By the numbers:
I mentioned in yesterday's post that the number of people killed during the partition of India was between several hundred thousand and 2 million.
That's a lot of people for a war, let alone a "non-violent movement." (In quotes, because in spite of Gandhi, there was a lot of violence... but you got that...)
...I just looked up some war numbers. You can check them out. There are a LOT of major wars with fewer than a million (or two million) deaths.
(And we're only talking about the deaths during the partition...)
The American Revolution (depending on the source) had a total of somewhere between 55,000 and 100,000 people killed. (See here, for instance.) That's SO much less than 2 million.
Of course, the population was smaller back then, and should be taken into account.
Still, with all the similarities between the two: fighting the British, wanting freedom, wanting to keep money within the continent/country... It's easy to see why the line at the end of Gandhi, "He thinks he's failed" resonates.
I wasn't sure how much my students knew about the US Revolution, so I played some School House Rock while they were working:
Students can get extra credit if they read and discuss this post with an adult.
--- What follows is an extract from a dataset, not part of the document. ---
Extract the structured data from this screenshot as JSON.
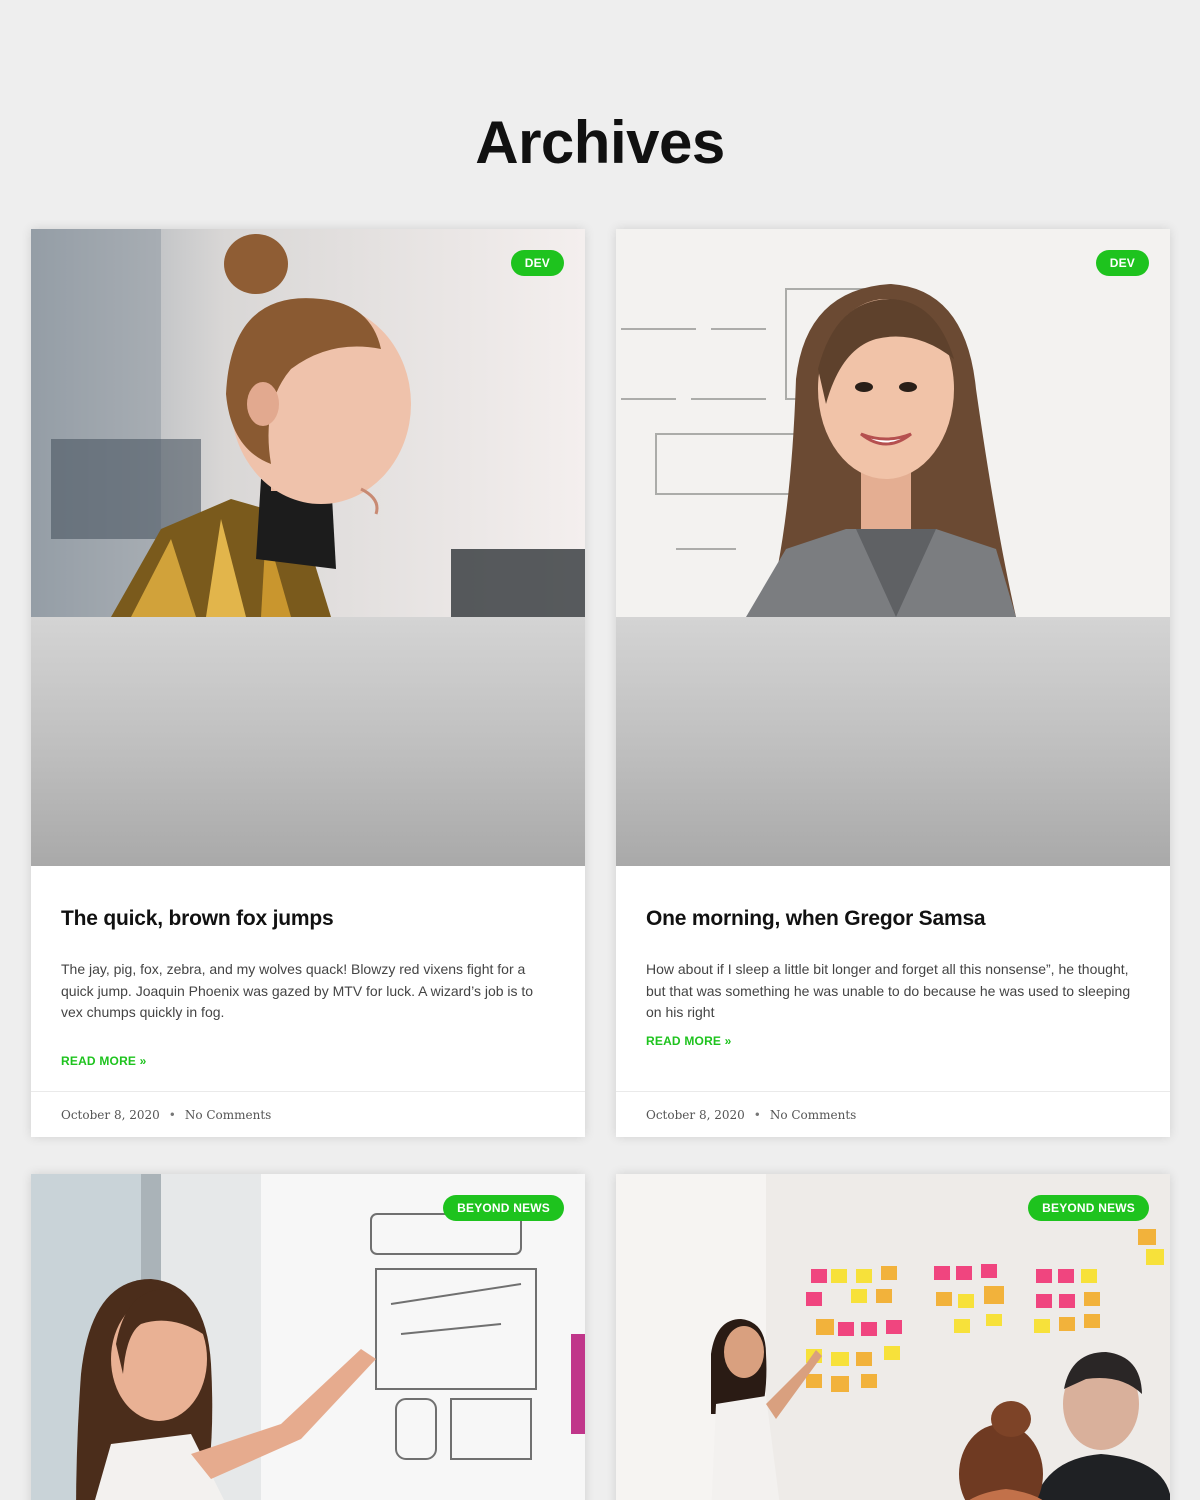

To get credit, write down three questions you answered, and write down the answers. (Or three discussion points.) Have the adult you read and discussed the blog with sign the paper you write on. Make sure your name is on it, and turn it in tomorrow.